Start of EXERCISE DATA

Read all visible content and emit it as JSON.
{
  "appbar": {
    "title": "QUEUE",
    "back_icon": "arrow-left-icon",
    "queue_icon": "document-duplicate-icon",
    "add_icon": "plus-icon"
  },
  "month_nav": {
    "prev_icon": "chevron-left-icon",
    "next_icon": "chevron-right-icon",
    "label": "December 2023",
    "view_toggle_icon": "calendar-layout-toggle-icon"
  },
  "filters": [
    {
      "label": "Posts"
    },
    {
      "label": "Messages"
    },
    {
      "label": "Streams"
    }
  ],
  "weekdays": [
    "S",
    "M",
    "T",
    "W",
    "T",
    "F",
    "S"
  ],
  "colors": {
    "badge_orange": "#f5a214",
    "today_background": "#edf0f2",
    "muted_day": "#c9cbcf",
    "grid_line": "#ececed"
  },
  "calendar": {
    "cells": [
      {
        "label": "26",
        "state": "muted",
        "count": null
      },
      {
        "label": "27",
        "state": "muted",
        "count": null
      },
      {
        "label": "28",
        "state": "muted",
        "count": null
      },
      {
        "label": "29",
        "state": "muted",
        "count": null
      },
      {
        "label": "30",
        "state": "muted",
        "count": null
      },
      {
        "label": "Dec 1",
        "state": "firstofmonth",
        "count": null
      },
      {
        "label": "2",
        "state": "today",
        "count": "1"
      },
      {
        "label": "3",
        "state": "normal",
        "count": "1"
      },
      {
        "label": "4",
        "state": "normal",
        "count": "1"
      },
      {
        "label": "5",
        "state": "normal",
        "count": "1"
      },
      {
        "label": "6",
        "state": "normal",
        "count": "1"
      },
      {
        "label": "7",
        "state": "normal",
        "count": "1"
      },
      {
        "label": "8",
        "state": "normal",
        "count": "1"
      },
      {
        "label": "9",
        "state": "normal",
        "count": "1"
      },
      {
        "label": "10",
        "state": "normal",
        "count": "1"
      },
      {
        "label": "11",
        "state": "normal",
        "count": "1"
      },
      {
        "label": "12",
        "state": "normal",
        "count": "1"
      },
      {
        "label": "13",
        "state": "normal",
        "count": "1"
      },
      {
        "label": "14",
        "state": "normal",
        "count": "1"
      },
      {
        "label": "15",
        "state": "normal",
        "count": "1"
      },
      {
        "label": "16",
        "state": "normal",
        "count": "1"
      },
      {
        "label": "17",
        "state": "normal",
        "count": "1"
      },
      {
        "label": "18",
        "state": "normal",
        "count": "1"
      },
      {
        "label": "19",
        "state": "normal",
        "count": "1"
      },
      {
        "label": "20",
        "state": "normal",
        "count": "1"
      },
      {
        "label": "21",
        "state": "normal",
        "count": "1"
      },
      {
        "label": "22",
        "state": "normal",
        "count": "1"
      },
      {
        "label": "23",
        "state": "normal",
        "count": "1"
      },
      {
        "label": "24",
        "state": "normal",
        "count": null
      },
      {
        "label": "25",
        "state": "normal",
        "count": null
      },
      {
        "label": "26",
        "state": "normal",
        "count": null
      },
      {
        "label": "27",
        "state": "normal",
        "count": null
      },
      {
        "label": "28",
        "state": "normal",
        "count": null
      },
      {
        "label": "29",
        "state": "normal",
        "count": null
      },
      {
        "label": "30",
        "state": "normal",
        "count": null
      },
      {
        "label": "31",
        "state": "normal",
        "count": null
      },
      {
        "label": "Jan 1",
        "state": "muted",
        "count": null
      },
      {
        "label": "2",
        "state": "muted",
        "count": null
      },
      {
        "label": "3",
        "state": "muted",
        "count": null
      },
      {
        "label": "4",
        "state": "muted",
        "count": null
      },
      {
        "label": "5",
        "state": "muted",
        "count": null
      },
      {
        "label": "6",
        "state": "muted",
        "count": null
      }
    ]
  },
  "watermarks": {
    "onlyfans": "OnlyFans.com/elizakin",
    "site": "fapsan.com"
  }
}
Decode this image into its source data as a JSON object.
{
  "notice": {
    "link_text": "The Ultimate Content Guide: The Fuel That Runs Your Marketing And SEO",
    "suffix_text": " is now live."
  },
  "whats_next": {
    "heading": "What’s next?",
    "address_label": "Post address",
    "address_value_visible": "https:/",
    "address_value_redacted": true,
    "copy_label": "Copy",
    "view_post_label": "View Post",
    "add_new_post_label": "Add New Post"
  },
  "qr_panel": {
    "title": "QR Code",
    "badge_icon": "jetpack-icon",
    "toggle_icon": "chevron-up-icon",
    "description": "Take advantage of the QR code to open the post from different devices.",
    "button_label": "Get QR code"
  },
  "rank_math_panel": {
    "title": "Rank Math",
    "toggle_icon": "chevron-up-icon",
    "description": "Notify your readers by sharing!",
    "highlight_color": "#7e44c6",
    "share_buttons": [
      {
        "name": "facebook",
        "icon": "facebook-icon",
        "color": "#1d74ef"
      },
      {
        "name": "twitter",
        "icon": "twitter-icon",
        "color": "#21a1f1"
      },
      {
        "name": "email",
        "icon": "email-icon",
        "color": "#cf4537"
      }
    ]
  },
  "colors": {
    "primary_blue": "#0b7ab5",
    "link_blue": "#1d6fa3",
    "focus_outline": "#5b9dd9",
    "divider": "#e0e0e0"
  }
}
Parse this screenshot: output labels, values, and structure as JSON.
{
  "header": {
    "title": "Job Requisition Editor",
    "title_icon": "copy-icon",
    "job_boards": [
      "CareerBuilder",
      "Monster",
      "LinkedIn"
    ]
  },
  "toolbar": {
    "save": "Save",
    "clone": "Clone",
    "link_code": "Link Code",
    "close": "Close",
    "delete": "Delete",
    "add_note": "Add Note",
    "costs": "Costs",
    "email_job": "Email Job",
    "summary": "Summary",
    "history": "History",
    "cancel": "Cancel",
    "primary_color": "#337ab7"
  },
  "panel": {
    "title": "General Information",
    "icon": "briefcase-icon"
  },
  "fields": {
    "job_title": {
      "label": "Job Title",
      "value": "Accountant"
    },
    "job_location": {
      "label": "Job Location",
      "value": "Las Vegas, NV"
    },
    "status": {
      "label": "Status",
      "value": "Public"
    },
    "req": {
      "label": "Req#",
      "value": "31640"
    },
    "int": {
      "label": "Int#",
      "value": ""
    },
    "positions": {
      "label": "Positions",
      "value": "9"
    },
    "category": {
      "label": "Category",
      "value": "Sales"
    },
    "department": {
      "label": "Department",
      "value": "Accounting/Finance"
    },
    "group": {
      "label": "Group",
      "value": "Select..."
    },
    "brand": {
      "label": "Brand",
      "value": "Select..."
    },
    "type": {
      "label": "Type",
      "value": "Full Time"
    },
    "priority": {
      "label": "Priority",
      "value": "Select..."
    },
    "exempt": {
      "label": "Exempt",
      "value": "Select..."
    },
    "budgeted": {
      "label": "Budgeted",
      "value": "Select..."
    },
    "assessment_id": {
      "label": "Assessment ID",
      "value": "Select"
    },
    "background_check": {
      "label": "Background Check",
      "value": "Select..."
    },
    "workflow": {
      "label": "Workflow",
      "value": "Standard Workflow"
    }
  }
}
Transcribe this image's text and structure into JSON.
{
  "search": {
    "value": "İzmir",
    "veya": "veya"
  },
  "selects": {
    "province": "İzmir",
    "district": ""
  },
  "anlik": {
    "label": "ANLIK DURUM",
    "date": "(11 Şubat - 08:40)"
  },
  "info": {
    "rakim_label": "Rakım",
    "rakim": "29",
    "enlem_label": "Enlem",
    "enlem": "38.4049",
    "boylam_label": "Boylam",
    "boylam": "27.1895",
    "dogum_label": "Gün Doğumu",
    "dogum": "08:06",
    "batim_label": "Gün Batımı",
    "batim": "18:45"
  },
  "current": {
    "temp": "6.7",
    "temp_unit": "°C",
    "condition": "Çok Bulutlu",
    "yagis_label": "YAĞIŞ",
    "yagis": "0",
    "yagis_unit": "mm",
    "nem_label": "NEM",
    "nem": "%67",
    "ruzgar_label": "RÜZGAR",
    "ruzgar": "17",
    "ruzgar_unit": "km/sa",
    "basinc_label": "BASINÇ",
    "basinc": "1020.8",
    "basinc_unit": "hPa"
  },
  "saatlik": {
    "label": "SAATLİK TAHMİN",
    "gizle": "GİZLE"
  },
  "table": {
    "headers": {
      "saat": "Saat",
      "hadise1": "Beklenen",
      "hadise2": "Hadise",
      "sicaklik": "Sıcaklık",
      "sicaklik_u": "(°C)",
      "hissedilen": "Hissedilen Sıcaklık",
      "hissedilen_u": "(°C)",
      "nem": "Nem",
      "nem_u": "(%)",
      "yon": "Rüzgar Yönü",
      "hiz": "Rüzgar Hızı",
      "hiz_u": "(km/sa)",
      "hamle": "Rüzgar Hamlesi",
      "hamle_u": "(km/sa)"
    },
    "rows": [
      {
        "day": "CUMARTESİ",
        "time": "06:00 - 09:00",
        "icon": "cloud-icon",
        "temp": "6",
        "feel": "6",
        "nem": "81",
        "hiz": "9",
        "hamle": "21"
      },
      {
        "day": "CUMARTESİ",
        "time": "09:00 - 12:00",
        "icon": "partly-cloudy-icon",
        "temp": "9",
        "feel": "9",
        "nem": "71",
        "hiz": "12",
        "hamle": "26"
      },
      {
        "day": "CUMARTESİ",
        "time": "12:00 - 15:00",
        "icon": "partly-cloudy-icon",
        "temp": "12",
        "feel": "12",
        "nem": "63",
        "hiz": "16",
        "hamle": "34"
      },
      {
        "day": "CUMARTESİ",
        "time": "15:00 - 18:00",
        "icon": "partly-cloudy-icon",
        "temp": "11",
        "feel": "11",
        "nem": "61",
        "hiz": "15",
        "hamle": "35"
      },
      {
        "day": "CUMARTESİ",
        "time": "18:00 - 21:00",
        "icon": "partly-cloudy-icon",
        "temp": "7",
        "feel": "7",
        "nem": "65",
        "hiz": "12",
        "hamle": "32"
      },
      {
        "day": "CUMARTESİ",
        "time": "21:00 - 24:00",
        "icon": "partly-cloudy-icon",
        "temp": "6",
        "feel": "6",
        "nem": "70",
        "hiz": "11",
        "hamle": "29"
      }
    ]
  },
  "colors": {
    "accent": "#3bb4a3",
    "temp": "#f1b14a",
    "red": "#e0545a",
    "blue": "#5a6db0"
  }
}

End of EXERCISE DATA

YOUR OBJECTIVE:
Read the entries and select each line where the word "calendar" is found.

TASK ANSWER:
    "view_toggle_icon": "calendar-layout-toggle-icon"
  "calendar": {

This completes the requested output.